He noted that there are significant spillover effects globally from the war in Ukraine and certainly in Europe. “The events in Ukraine are destabilizing for the Western Balkans which are subject to Turkish, Russian and Chinese influences. The hot spot in the Balkans is Kosovo that never reached political stability with Serbia.”
In addition to the Russian challenge, China is ramping up its global reach and capabilities as well. As Preziosa put it: China is challenging America’s role as the world’s sole superpower.
As a result of the China’s widening influence, spheres of global dominance are projected for the future between the authoritarian and democratic powers.
“Since market liberalizations in 1978, China’s economy has doubled every eight years. Four of the largest banks in the world (by asset) are in China, in the age of easy money, and it is the largest creditors in the world.
“The era of America’s singular dominance is being challenged across multiple strategic domains, with several second-order outcomes. Recent trade wars have caused fractures between the two nations’ trade relationship. Cross border trade settlement in renminbi instead of US dollars has risen exponentially since 2010.China’s Belt & Road initiative has signed agreements with 138 countries. Globally, there are over 3485 megaprojects backed by China’s government.
“The competition between great powers with a clear distinction between the objectives of the democracies and the authoritarian powers.”
But the democracies themselves face divisions not just among themselves but internally within each democratic state. Finding cohesion where possible is crucial to shape a way ahead to deal with the authoritarian challenges globally.
Preziosa underscored that “In the U.S. and in Europe much remain to be done to put their political systems in order and preserve the political and economic strength of the world’s major democracies.”
And his own country, Italy, certainly faces core security challenges along with political ones which need to be met as part of an overall response to the defense challenges posed by the authoritarian powers.
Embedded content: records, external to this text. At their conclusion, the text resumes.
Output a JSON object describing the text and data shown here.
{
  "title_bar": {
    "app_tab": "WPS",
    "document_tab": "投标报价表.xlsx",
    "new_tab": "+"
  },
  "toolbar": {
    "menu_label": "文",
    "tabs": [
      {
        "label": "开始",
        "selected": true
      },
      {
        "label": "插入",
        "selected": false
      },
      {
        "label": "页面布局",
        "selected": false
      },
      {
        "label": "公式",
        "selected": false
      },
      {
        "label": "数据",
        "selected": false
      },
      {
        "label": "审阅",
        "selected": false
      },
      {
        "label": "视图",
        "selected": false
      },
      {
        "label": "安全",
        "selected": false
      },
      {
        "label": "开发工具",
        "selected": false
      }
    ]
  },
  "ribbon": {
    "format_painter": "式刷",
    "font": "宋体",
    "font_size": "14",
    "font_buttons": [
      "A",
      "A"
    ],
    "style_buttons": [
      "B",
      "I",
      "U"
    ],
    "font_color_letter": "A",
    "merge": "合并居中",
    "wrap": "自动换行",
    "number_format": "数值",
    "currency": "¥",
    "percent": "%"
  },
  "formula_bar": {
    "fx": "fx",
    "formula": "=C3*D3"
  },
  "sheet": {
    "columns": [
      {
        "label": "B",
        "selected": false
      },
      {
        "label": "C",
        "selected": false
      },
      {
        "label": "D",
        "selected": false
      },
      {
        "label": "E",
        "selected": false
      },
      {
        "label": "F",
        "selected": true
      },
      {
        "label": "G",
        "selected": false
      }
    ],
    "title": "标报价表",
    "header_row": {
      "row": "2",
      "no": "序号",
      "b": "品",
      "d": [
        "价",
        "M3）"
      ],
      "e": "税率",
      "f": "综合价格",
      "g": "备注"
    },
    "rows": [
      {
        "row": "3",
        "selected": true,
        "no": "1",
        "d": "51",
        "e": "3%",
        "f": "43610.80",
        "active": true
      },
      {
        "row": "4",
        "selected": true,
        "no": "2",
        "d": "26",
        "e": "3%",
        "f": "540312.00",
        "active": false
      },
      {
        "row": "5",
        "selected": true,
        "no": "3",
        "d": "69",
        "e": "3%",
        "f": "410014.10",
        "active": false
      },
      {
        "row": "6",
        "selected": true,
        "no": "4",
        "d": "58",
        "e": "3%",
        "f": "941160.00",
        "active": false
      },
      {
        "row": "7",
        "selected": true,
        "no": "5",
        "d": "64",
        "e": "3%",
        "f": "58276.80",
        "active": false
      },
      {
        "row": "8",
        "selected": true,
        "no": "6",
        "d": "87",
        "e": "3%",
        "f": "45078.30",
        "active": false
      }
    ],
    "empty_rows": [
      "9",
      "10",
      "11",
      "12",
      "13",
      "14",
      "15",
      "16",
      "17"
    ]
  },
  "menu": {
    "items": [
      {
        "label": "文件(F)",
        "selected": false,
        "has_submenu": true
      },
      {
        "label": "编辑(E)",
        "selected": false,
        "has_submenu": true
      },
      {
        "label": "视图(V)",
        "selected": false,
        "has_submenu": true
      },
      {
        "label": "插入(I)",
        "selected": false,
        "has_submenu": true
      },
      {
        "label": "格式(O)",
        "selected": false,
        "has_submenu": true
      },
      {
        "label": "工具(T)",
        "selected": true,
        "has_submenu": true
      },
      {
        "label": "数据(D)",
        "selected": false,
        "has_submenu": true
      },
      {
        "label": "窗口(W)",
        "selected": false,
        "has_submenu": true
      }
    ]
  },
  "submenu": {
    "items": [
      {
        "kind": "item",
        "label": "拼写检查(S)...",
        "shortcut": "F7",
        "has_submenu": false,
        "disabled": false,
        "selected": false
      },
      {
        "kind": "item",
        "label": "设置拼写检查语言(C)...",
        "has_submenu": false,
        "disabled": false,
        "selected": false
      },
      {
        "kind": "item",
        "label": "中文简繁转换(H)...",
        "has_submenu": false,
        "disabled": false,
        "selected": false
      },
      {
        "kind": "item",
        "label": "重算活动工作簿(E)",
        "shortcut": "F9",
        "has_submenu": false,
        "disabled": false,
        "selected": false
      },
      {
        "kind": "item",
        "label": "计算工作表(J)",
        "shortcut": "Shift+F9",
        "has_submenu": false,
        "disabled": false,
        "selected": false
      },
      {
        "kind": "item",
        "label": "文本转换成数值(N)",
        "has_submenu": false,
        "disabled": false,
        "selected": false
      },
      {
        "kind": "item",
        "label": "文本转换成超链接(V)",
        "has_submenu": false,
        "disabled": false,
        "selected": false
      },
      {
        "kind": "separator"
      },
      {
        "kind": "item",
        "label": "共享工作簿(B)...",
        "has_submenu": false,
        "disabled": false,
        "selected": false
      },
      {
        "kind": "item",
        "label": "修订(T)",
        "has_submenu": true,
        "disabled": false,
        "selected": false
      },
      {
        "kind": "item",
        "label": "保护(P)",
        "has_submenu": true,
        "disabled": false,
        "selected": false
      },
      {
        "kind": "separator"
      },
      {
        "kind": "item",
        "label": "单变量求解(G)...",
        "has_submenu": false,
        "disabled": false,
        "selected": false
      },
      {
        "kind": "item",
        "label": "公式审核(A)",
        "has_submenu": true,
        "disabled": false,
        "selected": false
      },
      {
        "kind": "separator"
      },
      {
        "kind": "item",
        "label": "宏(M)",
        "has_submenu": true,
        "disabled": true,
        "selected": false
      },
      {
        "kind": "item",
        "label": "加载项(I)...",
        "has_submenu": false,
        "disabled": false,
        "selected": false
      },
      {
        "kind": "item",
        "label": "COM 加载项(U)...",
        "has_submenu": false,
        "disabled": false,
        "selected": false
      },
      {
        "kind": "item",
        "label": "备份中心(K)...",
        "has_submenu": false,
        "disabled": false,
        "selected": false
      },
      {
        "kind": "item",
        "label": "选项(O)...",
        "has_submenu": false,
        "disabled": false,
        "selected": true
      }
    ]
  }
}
As he concluded: “Russia’s aggression against Ukraine has brought out the extremely risky character of Europe’s energy dependence on Moscow. The side effect of the Ukrainian crisis affects the Middle East and North Africa in terms of the energy issues and food security.
“The fear is that discontent will generate new waves of instability and migratory flows to Italy and Europe. Italy is one of the European country most dependent on Russian energy supplies, and the energy issue can only assert itself as the first point to be addressed. The first step taken by Italy has been to turn to third countries that produce and export energy, to diversify our sources of supply and pursue our energy security. This strategy has involved both African countries and North African countries such as Egypt, Algeria, and Egypt.
“Italy needs to find an internal political stability as well to shape not only its way ahead but to play the kind of role which is needed for expanded European influence and cohesion in dealing with the 21st century authoritarian challenges.”
For the first two pieces in this series, see the following:
The War in Ukraine and the Challenge of Reshaping European Direct Defense
And for our book addressing the authoritarian challenges to European direct defense, see the following: